Sockalexis, a Penobscot Indian from Maine, was educated and played baseball at Holy
Cross and Notre Dame, from which he was expelled for creating a drunken disturbance.
He was quickly signed by the Cleveland National League
club in 1897, and was an instant
success, having no trouble with major league pitching, playing sensationally in right
field, and displaying a powerful throwing arm. He is credited as being the first
American Indian to play in the major leagues. At first fans would often let out derisive
war whoops when he came to bat, but they quickly took to him because of his skill
and proud demeanor.
In July Sockalexis sustained a leg injury, which contemporary

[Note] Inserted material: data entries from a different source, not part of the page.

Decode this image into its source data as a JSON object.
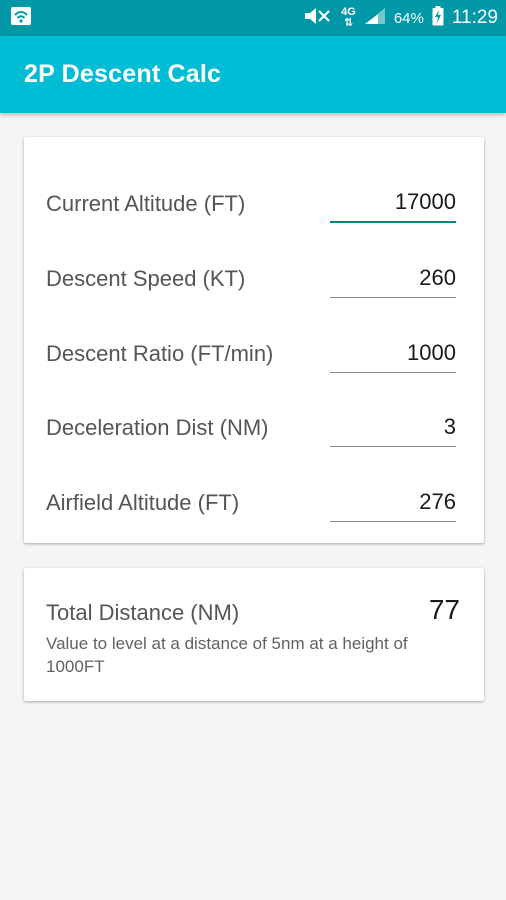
{
  "status_bar": {
    "battery": "64%",
    "network": "4G",
    "time": "11:29"
  },
  "app_bar": {
    "title": "2P Descent Calc"
  },
  "inputs": [
    {
      "label": "Current Altitude (FT)",
      "value": "17000"
    },
    {
      "label": "Descent Speed (KT)",
      "value": "260"
    },
    {
      "label": "Descent Ratio (FT/min)",
      "value": "1000"
    },
    {
      "label": "Deceleration Dist (NM)",
      "value": "3"
    },
    {
      "label": "Airfield Altitude (FT)",
      "value": "276"
    }
  ],
  "result": {
    "label": "Total Distance (NM)",
    "value": "77",
    "note": "Value to level at a distance of 5nm at a height of 1000FT"
  },
  "colors": {
    "status_bar": "#0097a7",
    "app_bar": "#00bcd4",
    "focus_underline": "#00897b"
  }
}
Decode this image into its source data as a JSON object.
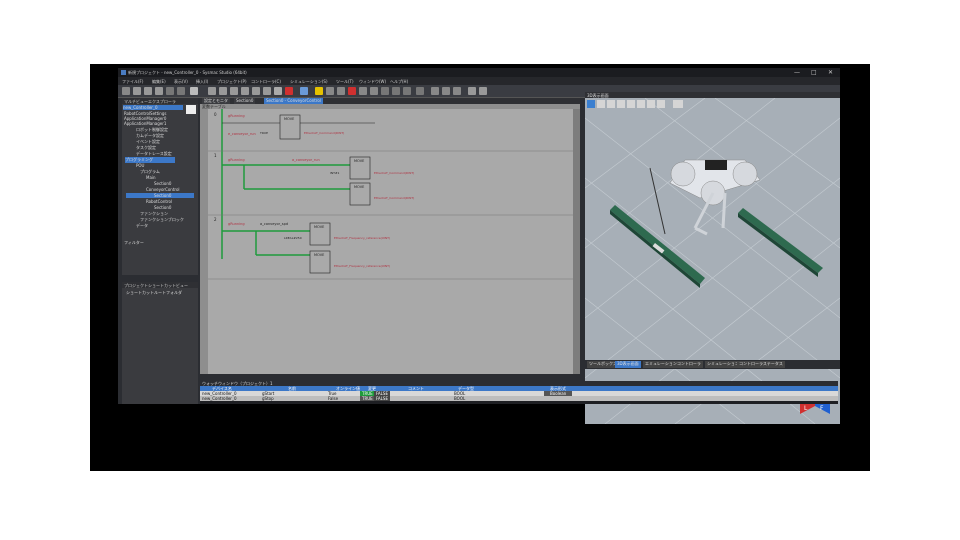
{
  "window": {
    "title": "新規プロジェクト - new_Controller_0 - Sysmac Studio (64bit)",
    "controls": [
      "—",
      "□",
      "✕"
    ]
  },
  "menu": [
    "ファイル(F)",
    "編集(E)",
    "表示(V)",
    "挿入(I)",
    "プロジェクト(P)",
    "コントローラ(C)",
    "シミュレーション(S)",
    "ツール(T)",
    "ウィンドウ(W)",
    "ヘルプ(H)"
  ],
  "multiview": {
    "title": "マルチビューエクスプローラ",
    "controller": "new_Controller_0",
    "items": [
      "RobotControlSettings",
      "ApplicationManager0",
      "ApplicationManager1",
      "ロボット制御設定",
      "カムデータ設定",
      "イベント設定",
      "タスク設定",
      "データトレース設定",
      "プログラミング",
      "POU",
      "プログラム",
      "Main",
      "Section0",
      "ConveyorControl",
      "Section0",
      "RobotControl",
      "Section0",
      "ファンクション",
      "ファンクションブロック",
      "データ"
    ],
    "filter": "フィルター"
  },
  "shortcut": {
    "title": "プロジェクトショートカットビュー",
    "folder": "ショートカットルートフォルダ"
  },
  "editor": {
    "tabs": [
      "設定とモニタ",
      "Section0",
      "Section0 - ConveyorControl"
    ],
    "var_table": "変数テーブル",
    "rungs": [
      {
        "no": "0",
        "contact": "gRunning",
        "contact2": "e_conveyor_run",
        "block": "MOVE",
        "in_var": "TRUE",
        "out_var": "EtherCAT_Command(DINT)"
      },
      {
        "no": "1",
        "contact": "gRunning",
        "contact2": "a_conveyor_run",
        "block": "MOVE",
        "in_var": "INT#1",
        "out_var": "EtherCAT_Command(DINT)"
      },
      {
        "no": "2",
        "contact": "gRunning",
        "contact2": "a_conveyor_spd",
        "block": "MOVE",
        "in_var": "LREAL#250",
        "out_var": "EtherCAT_Frequency_reference(UINT)"
      }
    ],
    "side_label": "変数テーブル"
  },
  "view3d": {
    "title": "3D表示画面",
    "cube_labels": [
      "U",
      "L",
      "F"
    ],
    "bottom_tabs": [
      "ツールボックス",
      "3D表示画面",
      "エミュレーションコントローラ",
      "シミュレーション",
      "コントローラステータス"
    ]
  },
  "watch": {
    "title": "ウォッチウィンドウ（プロジェクト）1",
    "columns": [
      "デバイス名",
      "名前",
      "オンライン値",
      "変更",
      "コメント",
      "データ型",
      "表示形式"
    ],
    "rows": [
      {
        "device": "new_Controller_0",
        "name": "gStart",
        "value": "True",
        "change_on": "TRUE",
        "change_off": "FALSE",
        "comment": "",
        "type": "BOOL",
        "format": "Boolean"
      },
      {
        "device": "new_Controller_0",
        "name": "gStop",
        "value": "False",
        "change_on": "TRUE",
        "change_off": "FALSE",
        "comment": "",
        "type": "BOOL",
        "format": ""
      }
    ]
  },
  "colors": {
    "accent": "#3c78c8",
    "rung_active": "#1f9a3c",
    "warning": "#e6c200",
    "danger": "#d03030"
  }
}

accounts reported followed a "tryst with a pale-faced maiden" as well as "dalliance
with grape." He began stumbling around and making bad plays in right, but continued

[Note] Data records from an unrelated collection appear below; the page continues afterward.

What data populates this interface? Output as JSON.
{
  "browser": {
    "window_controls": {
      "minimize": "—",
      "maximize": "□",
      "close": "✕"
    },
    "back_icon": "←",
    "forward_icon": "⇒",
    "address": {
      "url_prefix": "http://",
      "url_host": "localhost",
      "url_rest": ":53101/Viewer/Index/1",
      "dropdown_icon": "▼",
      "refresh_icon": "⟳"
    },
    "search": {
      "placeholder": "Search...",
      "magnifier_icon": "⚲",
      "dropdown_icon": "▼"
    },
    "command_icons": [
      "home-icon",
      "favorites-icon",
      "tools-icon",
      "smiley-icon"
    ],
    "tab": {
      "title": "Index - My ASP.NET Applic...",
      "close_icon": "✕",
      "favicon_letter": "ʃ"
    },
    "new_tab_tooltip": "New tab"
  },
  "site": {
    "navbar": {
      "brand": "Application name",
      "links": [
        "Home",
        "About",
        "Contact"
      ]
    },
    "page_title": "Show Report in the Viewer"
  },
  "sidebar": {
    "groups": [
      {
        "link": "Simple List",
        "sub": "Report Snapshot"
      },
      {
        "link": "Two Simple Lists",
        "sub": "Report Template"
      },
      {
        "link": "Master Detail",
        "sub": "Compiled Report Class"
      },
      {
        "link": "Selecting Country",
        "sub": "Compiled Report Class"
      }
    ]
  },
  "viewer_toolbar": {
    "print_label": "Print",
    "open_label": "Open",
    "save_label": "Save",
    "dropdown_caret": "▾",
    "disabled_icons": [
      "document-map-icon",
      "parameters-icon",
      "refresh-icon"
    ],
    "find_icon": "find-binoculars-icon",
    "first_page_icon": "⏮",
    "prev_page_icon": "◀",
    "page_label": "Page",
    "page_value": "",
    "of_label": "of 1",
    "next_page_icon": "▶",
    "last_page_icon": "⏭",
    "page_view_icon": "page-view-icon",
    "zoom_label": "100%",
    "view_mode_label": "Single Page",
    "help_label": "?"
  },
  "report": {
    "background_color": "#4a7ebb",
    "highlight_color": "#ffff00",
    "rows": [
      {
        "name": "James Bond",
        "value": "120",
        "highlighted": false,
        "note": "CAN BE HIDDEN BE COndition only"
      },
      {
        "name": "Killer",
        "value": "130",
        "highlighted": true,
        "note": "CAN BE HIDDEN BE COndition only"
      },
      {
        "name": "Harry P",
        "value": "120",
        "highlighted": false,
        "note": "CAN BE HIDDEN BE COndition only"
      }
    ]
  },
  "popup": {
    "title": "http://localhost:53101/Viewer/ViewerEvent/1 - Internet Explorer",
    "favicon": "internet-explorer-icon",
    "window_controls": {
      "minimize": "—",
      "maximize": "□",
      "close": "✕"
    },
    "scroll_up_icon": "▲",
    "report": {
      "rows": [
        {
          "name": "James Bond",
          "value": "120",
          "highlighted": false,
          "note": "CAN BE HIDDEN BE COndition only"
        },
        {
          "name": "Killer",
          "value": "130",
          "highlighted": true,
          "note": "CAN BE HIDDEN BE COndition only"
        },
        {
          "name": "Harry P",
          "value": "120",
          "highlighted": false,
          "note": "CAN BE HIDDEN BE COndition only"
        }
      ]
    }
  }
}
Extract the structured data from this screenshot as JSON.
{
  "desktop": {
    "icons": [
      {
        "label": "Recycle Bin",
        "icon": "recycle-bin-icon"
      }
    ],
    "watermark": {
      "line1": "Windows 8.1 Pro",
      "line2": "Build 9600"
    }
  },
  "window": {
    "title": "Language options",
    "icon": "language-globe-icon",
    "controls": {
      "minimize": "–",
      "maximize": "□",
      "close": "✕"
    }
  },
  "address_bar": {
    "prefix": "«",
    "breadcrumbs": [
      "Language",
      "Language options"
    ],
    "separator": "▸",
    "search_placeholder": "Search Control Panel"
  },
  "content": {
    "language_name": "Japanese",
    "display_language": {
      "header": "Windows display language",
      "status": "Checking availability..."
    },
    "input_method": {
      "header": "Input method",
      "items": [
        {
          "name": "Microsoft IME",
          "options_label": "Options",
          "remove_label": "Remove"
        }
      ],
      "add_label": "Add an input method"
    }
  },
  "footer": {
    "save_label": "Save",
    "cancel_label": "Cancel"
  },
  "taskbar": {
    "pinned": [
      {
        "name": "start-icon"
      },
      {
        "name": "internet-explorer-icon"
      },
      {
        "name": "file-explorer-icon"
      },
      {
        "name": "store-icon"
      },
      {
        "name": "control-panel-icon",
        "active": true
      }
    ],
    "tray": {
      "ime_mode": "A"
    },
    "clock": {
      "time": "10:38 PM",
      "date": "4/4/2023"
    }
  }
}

to hit, going 9-for-18 in his next five games. From July 25 until September 12, he
played only once. In his last game he committed two errors. He finished the season
batting .338, but made only brief appearances in 1898-99, and left the game in 1903.
He drifted throughout New England, a laborer and a transient, and died of alcoholism
in 1913. So strong had been his influence that when a Cleveland newspaper ran a contest
to rename the AL Naps, Indians was the winner.